Astrid Magnussen is a 15 year old girl, living in California. Her mother, Ingrid, is a beautiful, free-spirited poet. Their life, though unusual, is satisfying until one day, a man named Barry Kolker (that her mother refers to at first as “The goat man”) comes into their lives, and Ingrid falls madly in love with him, only to have her heart broken, and her life ruined. For revenge, Ingrid murders Barry with the deadly poison of her favourite flower: The White Oleander. She is sent to prison for life, and Astrid has to go through foster home after foster home. Throughout nearly a decade she experiences forbidden love, religion, near-death experiences, drugs, starvation, and how it feels to be loved. But throughout these years, she keeps in touch with her mother via letters to prison. And while Ingrid’s gift is to give Astrid the power to survive, Astrid’s gift is to teach her Mother about love. —IMDb.com

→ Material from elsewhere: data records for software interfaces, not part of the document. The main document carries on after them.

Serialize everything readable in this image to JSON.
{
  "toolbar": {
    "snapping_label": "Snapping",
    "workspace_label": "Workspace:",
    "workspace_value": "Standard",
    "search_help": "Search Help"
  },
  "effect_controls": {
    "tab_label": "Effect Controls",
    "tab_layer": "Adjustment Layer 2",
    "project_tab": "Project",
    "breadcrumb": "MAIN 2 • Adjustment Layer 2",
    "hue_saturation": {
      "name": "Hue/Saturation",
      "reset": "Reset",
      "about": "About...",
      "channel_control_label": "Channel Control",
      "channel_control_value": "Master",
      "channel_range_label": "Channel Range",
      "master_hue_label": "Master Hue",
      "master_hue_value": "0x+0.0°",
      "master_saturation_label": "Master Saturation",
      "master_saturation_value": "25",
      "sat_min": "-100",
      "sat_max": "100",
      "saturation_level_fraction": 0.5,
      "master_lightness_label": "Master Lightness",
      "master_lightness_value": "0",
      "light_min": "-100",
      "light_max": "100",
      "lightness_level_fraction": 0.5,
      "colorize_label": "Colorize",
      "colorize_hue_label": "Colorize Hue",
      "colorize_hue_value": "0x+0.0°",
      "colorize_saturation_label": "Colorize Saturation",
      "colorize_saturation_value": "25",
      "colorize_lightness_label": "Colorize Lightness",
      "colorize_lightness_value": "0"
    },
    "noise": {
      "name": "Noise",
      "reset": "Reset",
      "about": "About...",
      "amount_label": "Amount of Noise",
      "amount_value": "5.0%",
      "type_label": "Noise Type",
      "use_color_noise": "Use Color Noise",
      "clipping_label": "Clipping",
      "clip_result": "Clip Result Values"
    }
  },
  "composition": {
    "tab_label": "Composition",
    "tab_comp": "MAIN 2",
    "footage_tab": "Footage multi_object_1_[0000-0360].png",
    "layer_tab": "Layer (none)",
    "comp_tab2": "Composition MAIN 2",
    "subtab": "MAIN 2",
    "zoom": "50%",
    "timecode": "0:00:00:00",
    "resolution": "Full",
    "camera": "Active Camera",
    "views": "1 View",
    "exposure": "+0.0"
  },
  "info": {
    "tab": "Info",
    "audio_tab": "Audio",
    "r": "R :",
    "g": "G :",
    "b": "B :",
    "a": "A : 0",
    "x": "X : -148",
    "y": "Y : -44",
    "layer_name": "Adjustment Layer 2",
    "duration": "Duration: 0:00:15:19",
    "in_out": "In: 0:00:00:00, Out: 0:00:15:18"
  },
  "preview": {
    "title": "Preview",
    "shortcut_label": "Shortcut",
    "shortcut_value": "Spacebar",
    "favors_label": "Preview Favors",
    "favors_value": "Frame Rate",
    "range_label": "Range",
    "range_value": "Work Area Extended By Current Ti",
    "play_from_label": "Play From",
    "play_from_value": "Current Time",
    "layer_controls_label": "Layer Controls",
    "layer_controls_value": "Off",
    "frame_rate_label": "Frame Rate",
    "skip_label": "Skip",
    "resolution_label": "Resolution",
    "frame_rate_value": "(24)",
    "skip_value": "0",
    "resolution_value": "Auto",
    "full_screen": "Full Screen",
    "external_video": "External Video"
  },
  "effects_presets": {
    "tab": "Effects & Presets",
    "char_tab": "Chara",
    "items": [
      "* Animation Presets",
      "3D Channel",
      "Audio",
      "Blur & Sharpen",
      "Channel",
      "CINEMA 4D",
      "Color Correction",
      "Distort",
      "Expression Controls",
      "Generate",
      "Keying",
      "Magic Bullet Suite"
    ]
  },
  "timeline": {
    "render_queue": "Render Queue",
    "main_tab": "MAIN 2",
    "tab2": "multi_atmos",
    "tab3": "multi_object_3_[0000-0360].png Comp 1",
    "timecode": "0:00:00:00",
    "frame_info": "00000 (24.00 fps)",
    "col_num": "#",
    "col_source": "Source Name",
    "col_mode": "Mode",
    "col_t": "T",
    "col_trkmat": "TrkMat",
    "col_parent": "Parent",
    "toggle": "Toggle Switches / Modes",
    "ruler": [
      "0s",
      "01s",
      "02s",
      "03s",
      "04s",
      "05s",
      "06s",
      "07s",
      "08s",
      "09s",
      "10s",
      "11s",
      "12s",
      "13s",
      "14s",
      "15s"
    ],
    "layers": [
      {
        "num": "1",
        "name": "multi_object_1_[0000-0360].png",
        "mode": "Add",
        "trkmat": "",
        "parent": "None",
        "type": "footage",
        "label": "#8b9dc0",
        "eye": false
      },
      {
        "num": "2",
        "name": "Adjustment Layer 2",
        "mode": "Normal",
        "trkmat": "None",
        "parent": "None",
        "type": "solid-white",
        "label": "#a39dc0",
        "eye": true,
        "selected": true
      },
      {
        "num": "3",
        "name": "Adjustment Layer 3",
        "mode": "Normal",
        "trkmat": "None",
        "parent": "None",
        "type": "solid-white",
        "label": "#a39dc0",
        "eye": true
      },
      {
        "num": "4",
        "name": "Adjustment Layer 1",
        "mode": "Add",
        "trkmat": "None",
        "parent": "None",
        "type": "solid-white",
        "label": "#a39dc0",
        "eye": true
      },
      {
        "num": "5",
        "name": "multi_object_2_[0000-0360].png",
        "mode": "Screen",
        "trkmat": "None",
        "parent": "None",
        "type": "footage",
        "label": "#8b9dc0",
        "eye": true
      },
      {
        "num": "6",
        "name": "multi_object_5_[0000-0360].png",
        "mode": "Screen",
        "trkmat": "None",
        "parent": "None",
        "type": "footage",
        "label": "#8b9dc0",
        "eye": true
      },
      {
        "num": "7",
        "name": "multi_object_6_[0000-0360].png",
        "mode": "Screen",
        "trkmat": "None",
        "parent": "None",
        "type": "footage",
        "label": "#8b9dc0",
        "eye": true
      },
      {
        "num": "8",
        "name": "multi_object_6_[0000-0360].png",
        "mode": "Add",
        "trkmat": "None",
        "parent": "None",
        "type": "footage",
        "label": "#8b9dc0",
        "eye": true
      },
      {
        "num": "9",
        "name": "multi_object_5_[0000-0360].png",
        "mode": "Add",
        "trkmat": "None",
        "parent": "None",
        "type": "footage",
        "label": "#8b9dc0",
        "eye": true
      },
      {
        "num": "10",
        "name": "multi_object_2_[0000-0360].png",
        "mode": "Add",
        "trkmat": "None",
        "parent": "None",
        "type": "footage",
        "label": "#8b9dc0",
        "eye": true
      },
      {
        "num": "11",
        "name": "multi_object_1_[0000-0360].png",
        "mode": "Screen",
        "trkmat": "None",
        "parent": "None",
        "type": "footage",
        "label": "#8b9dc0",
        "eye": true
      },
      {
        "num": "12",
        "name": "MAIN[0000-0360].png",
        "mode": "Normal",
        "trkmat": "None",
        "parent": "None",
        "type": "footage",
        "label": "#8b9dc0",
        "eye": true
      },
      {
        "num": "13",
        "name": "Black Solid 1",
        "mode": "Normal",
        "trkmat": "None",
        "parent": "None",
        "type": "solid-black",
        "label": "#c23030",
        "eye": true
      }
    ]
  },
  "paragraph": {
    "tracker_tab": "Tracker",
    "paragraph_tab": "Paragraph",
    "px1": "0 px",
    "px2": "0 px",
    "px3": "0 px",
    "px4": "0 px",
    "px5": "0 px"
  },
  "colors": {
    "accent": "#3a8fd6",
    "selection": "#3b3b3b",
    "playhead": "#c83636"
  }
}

Peter Kosminsky (born 1956, London) is a British writer, director and producer. He has directed Hollywood movies such as White Oleander and television films like Warriors, No Child of Mine, The Government Inspector and The Promise.
Born in London in 1956, he attended Haberdashers’ Aske’s School and Oxford University where he studied chemistry under Dr John Danby of Worcester College, Oxford and was elected JCR President. He spent much of his time at the university involved in student theatre, where he was treasurer of the Oxford University Dramatic Society. He produced Twelfth Night for the OUDS which toured to northern France and starred a young Hugh Grant.
On graduation in 1980, he joined the staff of the BBC in London as a general trainee, alongside Kevin Lygo (now head of studios at ITV), Dominic Cameron (former Managing Director of ITV.com) and Peter Salmon (former Controller of BBC1).
On finishing his training in 1982, Kosminsky became a script editor in the… read more
I'd seen this before... however, I was at the time still something of an "unskilled" consumer. "Uneven" (IMHO) is a fair assessment, though I wouldn't say I was indifferent - I found parts of this film to be extremely powerful. Solid performances throughout... in fact, among Michelle Pfeiffer's best - however, Alison Lohman's performance is clearly the standout... as usual, she is an intangible ethereal spark...